- Problem to work on: Give the records again in full, exactly as written.

- Stored data:
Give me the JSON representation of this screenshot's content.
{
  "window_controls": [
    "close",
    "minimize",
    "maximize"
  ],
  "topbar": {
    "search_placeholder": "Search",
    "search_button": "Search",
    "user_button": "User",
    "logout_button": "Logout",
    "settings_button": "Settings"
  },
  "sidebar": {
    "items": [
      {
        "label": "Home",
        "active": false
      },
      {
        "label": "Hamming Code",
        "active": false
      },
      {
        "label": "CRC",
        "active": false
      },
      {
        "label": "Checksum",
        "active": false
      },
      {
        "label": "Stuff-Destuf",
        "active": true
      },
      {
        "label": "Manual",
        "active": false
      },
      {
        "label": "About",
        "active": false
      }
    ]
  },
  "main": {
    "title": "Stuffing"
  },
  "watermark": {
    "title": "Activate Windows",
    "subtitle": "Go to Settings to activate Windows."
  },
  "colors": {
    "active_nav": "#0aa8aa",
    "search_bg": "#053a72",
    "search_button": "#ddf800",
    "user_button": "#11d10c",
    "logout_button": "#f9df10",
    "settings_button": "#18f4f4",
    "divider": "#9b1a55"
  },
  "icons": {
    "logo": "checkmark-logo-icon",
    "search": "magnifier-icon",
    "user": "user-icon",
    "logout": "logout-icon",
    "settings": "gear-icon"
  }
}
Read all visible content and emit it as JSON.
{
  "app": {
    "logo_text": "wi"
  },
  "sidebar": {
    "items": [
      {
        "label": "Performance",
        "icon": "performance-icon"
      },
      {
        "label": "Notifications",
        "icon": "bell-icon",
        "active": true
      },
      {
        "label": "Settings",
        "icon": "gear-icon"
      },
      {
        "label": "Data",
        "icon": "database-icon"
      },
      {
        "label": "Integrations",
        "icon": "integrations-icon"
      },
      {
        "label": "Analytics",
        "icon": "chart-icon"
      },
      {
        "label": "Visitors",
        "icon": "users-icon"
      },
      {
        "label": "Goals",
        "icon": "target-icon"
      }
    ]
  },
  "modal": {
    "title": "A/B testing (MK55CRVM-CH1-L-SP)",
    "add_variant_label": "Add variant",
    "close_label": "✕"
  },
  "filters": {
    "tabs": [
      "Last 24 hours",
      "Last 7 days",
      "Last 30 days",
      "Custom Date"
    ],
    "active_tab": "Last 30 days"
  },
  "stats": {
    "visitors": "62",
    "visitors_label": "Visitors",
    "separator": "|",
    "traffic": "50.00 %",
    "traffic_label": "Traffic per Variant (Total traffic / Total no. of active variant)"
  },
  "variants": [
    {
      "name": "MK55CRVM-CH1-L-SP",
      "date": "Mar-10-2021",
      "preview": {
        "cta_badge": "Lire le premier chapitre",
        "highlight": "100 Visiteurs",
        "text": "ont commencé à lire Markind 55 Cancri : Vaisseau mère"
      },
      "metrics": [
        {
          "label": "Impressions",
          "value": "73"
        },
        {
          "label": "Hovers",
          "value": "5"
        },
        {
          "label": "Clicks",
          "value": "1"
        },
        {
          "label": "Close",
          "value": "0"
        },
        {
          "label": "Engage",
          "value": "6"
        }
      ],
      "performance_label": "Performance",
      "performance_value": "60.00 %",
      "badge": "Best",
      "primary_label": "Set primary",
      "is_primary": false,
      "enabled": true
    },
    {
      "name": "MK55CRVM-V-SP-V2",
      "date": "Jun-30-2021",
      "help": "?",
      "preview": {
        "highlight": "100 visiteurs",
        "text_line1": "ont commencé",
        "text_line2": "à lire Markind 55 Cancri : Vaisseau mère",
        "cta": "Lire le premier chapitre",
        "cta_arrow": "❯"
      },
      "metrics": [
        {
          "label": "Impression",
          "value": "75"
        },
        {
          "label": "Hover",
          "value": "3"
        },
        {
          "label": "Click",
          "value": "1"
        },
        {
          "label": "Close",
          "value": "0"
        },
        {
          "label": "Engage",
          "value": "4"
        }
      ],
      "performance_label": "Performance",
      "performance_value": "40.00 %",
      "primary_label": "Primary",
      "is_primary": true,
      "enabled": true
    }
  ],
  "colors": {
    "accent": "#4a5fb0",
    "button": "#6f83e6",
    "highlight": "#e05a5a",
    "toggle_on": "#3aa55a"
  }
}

- Answer to the exercise:
Give me the JSON representation of this screenshot's content.
{
  "window_controls": [
    "close",
    "minimize",
    "maximize"
  ],
  "topbar": {
    "search_placeholder": "Search",
    "search_button": "Search",
    "user_button": "User",
    "logout_button": "Logout",
    "settings_button": "Settings"
  },
  "sidebar": {
    "items": [
      {
        "label": "Home",
        "active": false
      },
      {
        "label": "Hamming Code",
        "active": false
      },
      {
        "label": "CRC",
        "active": false
      },
      {
        "label": "Checksum",
        "active": false
      },
      {
        "label": "Stuff-Destuf",
        "active": true
      },
      {
        "label": "Manual",
        "active": false
      },
      {
        "label": "About",
        "active": false
      }
    ]
  },
  "main": {
    "title": "Stuffing"
  },
  "watermark": {
    "title": "Activate Windows",
    "subtitle": "Go to Settings to activate Windows."
  },
  "colors": {
    "active_nav": "#0aa8aa",
    "search_bg": "#053a72",
    "search_button": "#ddf800",
    "user_button": "#11d10c",
    "logout_button": "#f9df10",
    "settings_button": "#18f4f4",
    "divider": "#9b1a55"
  },
  "icons": {
    "logo": "checkmark-logo-icon",
    "search": "magnifier-icon",
    "user": "user-icon",
    "logout": "logout-icon",
    "settings": "gear-icon"
  }
}
Read all visible content and emit it as JSON.
{
  "app": {
    "logo_text": "wi"
  },
  "sidebar": {
    "items": [
      {
        "label": "Performance",
        "icon": "performance-icon"
      },
      {
        "label": "Notifications",
        "icon": "bell-icon",
        "active": true
      },
      {
        "label": "Settings",
        "icon": "gear-icon"
      },
      {
        "label": "Data",
        "icon": "database-icon"
      },
      {
        "label": "Integrations",
        "icon": "integrations-icon"
      },
      {
        "label": "Analytics",
        "icon": "chart-icon"
      },
      {
        "label": "Visitors",
        "icon": "users-icon"
      },
      {
        "label": "Goals",
        "icon": "target-icon"
      }
    ]
  },
  "modal": {
    "title": "A/B testing (MK55CRVM-CH1-L-SP)",
    "add_variant_label": "Add variant",
    "close_label": "✕"
  },
  "filters": {
    "tabs": [
      "Last 24 hours",
      "Last 7 days",
      "Last 30 days",
      "Custom Date"
    ],
    "active_tab": "Last 30 days"
  },
  "stats": {
    "visitors": "62",
    "visitors_label": "Visitors",
    "separator": "|",
    "traffic": "50.00 %",
    "traffic_label": "Traffic per Variant (Total traffic / Total no. of active variant)"
  },
  "variants": [
    {
      "name": "MK55CRVM-CH1-L-SP",
      "date": "Mar-10-2021",
      "preview": {
        "cta_badge": "Lire le premier chapitre",
        "highlight": "100 Visiteurs",
        "text": "ont commencé à lire Markind 55 Cancri : Vaisseau mère"
      },
      "metrics": [
        {
          "label": "Impressions",
          "value": "73"
        },
        {
          "label": "Hovers",
          "value": "5"
        },
        {
          "label": "Clicks",
          "value": "1"
        },
        {
          "label": "Close",
          "value": "0"
        },
        {
          "label": "Engage",
          "value": "6"
        }
      ],
      "performance_label": "Performance",
      "performance_value": "60.00 %",
      "badge": "Best",
      "primary_label": "Set primary",
      "is_primary": false,
      "enabled": true
    },
    {
      "name": "MK55CRVM-V-SP-V2",
      "date": "Jun-30-2021",
      "help": "?",
      "preview": {
        "highlight": "100 visiteurs",
        "text_line1": "ont commencé",
        "text_line2": "à lire Markind 55 Cancri : Vaisseau mère",
        "cta": "Lire le premier chapitre",
        "cta_arrow": "❯"
      },
      "metrics": [
        {
          "label": "Impression",
          "value": "75"
        },
        {
          "label": "Hover",
          "value": "3"
        },
        {
          "label": "Click",
          "value": "1"
        },
        {
          "label": "Close",
          "value": "0"
        },
        {
          "label": "Engage",
          "value": "4"
        }
      ],
      "performance_label": "Performance",
      "performance_value": "40.00 %",
      "primary_label": "Primary",
      "is_primary": true,
      "enabled": true
    }
  ],
  "colors": {
    "accent": "#4a5fb0",
    "button": "#6f83e6",
    "highlight": "#e05a5a",
    "toggle_on": "#3aa55a"
  }
}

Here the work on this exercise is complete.